- [What the exercise asks]
A single figure is required: the number of lines in the data below that hold the word "this".

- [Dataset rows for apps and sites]
Start of Block

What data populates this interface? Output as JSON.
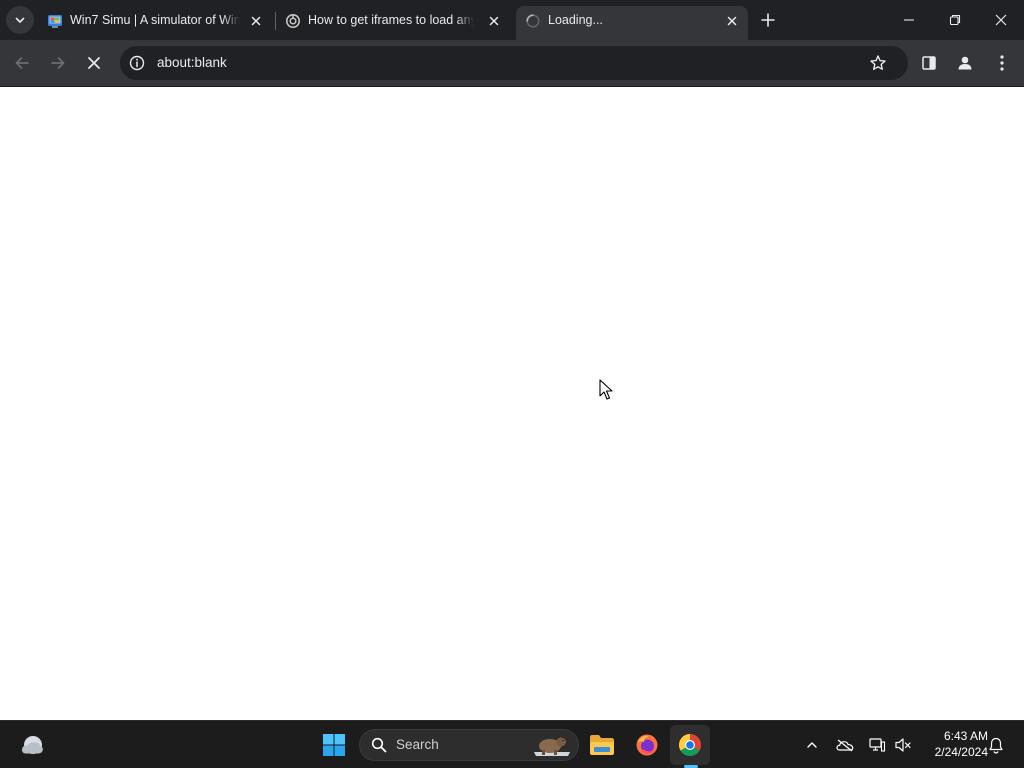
{
  "browser": {
    "tabs": [
      {
        "title": "Win7 Simu | A simulator of Win",
        "favicon": "win7simu-icon",
        "active": false
      },
      {
        "title": "How to get iframes to load any",
        "favicon": "web-icon",
        "active": false
      },
      {
        "title": "Loading...",
        "favicon": "loading-spinner-icon",
        "active": true
      }
    ],
    "address_bar": {
      "url": "about:blank"
    },
    "colors": {
      "tabstrip": "#202124",
      "toolbar": "#35363a",
      "text": "#e8eaed",
      "icon": "#c4c7c5"
    }
  },
  "taskbar": {
    "search_label": "Search",
    "clock": {
      "time": "6:43 AM",
      "date": "2/24/2024"
    },
    "colors": {
      "background": "#1c1c1c",
      "accent": "#4cc2ff"
    }
  }
}
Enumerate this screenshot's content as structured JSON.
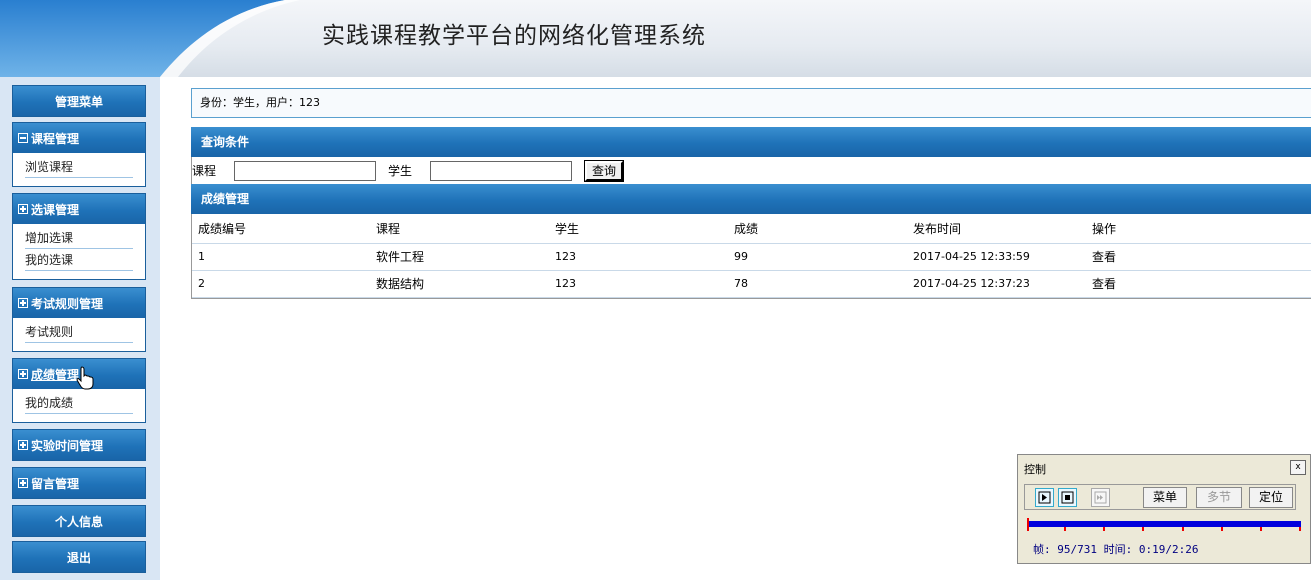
{
  "header": {
    "title": "实践课程教学平台的网络化管理系统"
  },
  "sidebar": {
    "menu_label": "管理菜单",
    "panels": [
      {
        "title": "课程管理",
        "expanded": true,
        "items": [
          "浏览课程"
        ]
      },
      {
        "title": "选课管理",
        "expanded": false,
        "items": [
          "增加选课",
          "我的选课"
        ]
      },
      {
        "title": "考试规则管理",
        "expanded": false,
        "items": [
          "考试规则"
        ]
      },
      {
        "title": "成绩管理",
        "expanded": false,
        "items": [
          "我的成绩"
        ]
      },
      {
        "title": "实验时间管理",
        "expanded": false,
        "items": []
      },
      {
        "title": "留言管理",
        "expanded": false,
        "items": []
      }
    ],
    "profile_label": "个人信息",
    "logout_label": "退出"
  },
  "identity": {
    "text": "身份：学生，用户：123"
  },
  "query": {
    "title": "查询条件",
    "course_label": "课程",
    "course_value": "",
    "student_label": "学生",
    "student_value": "",
    "button_label": "查询"
  },
  "grades": {
    "title": "成绩管理",
    "columns": [
      "成绩编号",
      "课程",
      "学生",
      "成绩",
      "发布时间",
      "操作"
    ],
    "rows": [
      {
        "id": "1",
        "course": "软件工程",
        "student": "123",
        "score": "99",
        "time": "2017-04-25 12:33:59",
        "action": "查看"
      },
      {
        "id": "2",
        "course": "数据结构",
        "student": "123",
        "score": "78",
        "time": "2017-04-25 12:37:23",
        "action": "查看"
      }
    ]
  },
  "control": {
    "title": "控制",
    "close_label": "x",
    "menu_label": "菜单",
    "multi_label": "多节",
    "locate_label": "定位",
    "status": "帧: 95/731 时间: 0:19/2:26",
    "progress": 0.13
  },
  "colors": {
    "accent": "#1f72b8",
    "sidebar_bg": "#d9e6f4",
    "track": "#0000dd",
    "tick": "#ee0000"
  }
}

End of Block

- [Response box]
2